To the Editor,
We read with interest the recent publication by Yeboah-Korang et al. titled “Hepatitis C screening in commercially insured US birth-cohort patients: Factors associated with testing and effect of an EMR-based screening alert.” We were pleased to read efforts of Yeboah-Korang et al. to improve HCV testing for the 1945–1965 birth cohort in accordance with national HCV screening recommendations. Although the authors found that a physician-facing electronic medical record (EMR) best-practice alert (BPA) increased HCV testing a significant amount, the rate of testing after implementation remained low at 10%. This suggests that patient-directed approaches could complement physician-directed EMR BPAs to achieve national HCV screening recommendations.
Physicians believe that having patients who are educated about HCV would help physicians better adhere to the HCV screening recommendations. National campaigns, such as those from the Centers for Disease Control and Prevention and pharmaceutical companies, are attempting to increase awareness among birth cohort patients on the need to be HCV tested. We believe a timely, personalized HCV testing campaign directed at patients may complement existing physician-directed efforts, such as EMR prompts, to educate patients and help improve HCV testing in healthcare settings.
Text messaging may provide an efficient mode of communication to educate birth cohort patients of the need for HCV testing and is already used by 68% of clinics to deliver patient appointment reminders. Text messages could empower patients to ask their physicians about HCV testing. Unlike national media campaigns, text messages can be personalized with patients’ names and be sent to the patient immediately before their clinic appointment to help them set the agenda for their appointment.
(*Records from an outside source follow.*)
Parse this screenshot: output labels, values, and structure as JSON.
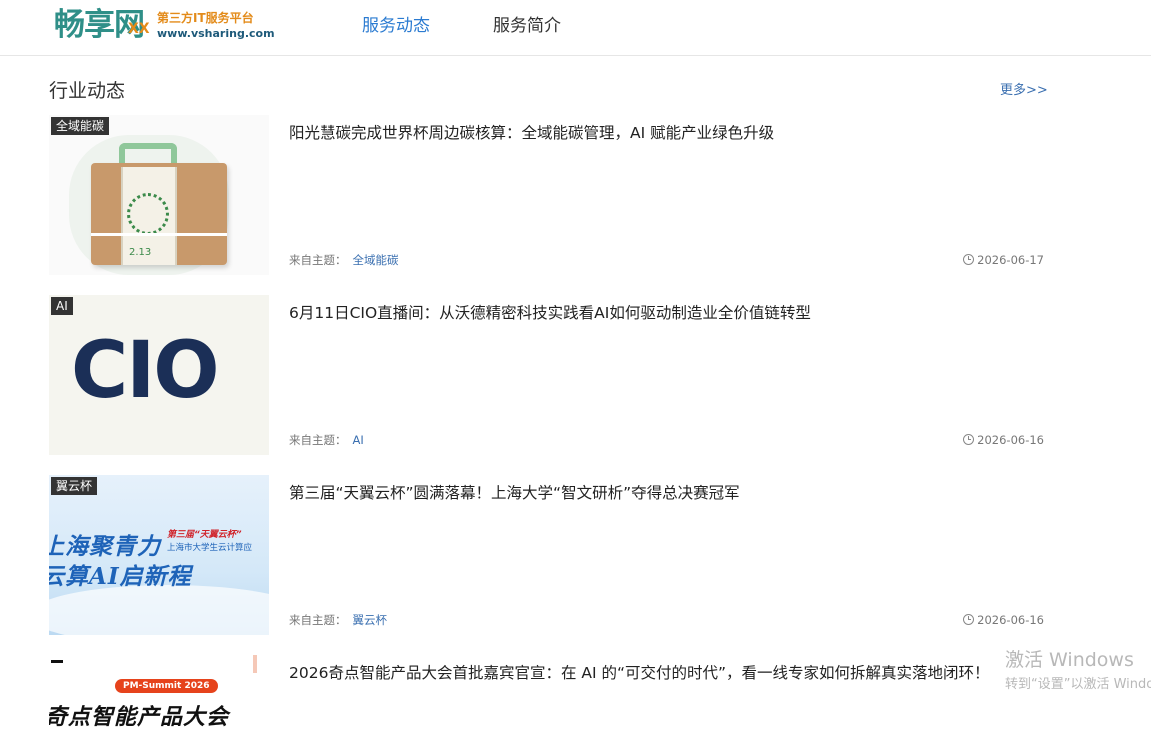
{
  "header": {
    "logo_text": "畅享网",
    "logo_mark": "XX",
    "logo_tagline": "第三方IT服务平台",
    "logo_url": "www.vsharing.com",
    "nav": [
      {
        "label": "服务动态",
        "active": true
      },
      {
        "label": "服务简介",
        "active": false
      }
    ]
  },
  "section": {
    "title": "行业动态",
    "more": "更多>>"
  },
  "articles": [
    {
      "tag": "全域能碳",
      "title": "阳光慧碳完成世界杯周边碳核算：全域能碳管理，AI 赋能产业绿色升级",
      "meta_prefix": "来自主题：",
      "topic": "全域能碳",
      "date": "2026-06-17",
      "thumb_icon": "product-box-image",
      "thumb_text": "2.13"
    },
    {
      "tag": "AI",
      "title": "6月11日CIO直播间：从沃德精密科技实践看AI如何驱动制造业全价值链转型",
      "meta_prefix": "来自主题：",
      "topic": "AI",
      "date": "2026-06-16",
      "thumb_icon": "cio-logo-image",
      "thumb_text": "CIO"
    },
    {
      "tag": "翼云杯",
      "title": "第三届“天翼云杯”圆满落幕！上海大学“智文研析”夺得总决赛冠军",
      "meta_prefix": "来自主题：",
      "topic": "翼云杯",
      "date": "2026-06-16",
      "thumb_icon": "contest-banner-image",
      "thumb_line1": "上海聚青力",
      "thumb_line2": "云算AI启新程",
      "thumb_small1": "第三届“天翼云杯”",
      "thumb_small2": "上海市大学生云计算应"
    },
    {
      "tag": "",
      "title": "2026奇点智能产品大会首批嘉宾官宣：在 AI 的“可交付的时代”，看一线专家如何拆解真实落地闭环！",
      "thumb_icon": "summit-banner-image",
      "thumb_pill": "PM-Summit 2026",
      "thumb_big": "奇点智能产品大会"
    }
  ],
  "watermark": {
    "line1": "激活 Windows",
    "line2": "转到“设置”以激活 Windows。"
  },
  "colors": {
    "accent": "#2b7bd1",
    "link": "#3a6fb0",
    "tag_bg": "#333333"
  }
}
Our own proof of concept study (data unpublished) of a text message campaign to improve HCV testing in primary care has shown acceptability, feasibility, and a promising trend for increasing testing rates.
A multifaceted approach is needed to augment HCV testing. Physician-based EMR prompts, such as the one implemented by Yeboah-Korang et al., have shown mixed results.[1, 2, 3, 4, 5] We are optimistic that complementing physician-based BPAs with patient education and engagement would further improve HCV testing in healthcare settings.
Conflict of Interest There is no conflict of interest declared.
Yeboah-Korang A, Beig MI, Khan MQ, Goldstein JL, Macapinlac DM, Maurer D, et al. Hepatitis C screening in commercially insured U.S. birth-cohort patients: Factors associated with testing and effect of an EMR-based screening alert. J Transl Int Med 2018; 6:82-9.
MGMA Stat. Text messaging remains an effective tool for patient appointment reminders [EB/OL]. Available from: https://www.mgma.com/data/data-stories/text-messaging-remains-an-effective-tool-for-patient-appointment-remindersAccessed on August 15, 2018.
Nitsche B, Miller SC, Giorgio M, Berry CA, Muir A. Improving Hepatitis C Identification: Technology Alone Is Not the Answer. Health Promot Pract 2017;19:506-12.
Gemelas J, Locker R, Rudd S, Prevost C, Reilley B, Leston J. Impact of Screening Implementing HCV Screening of Persons Born 1945-1965: A Primary Care Case Study. J Prim Care Community Health 2015;7:30-2.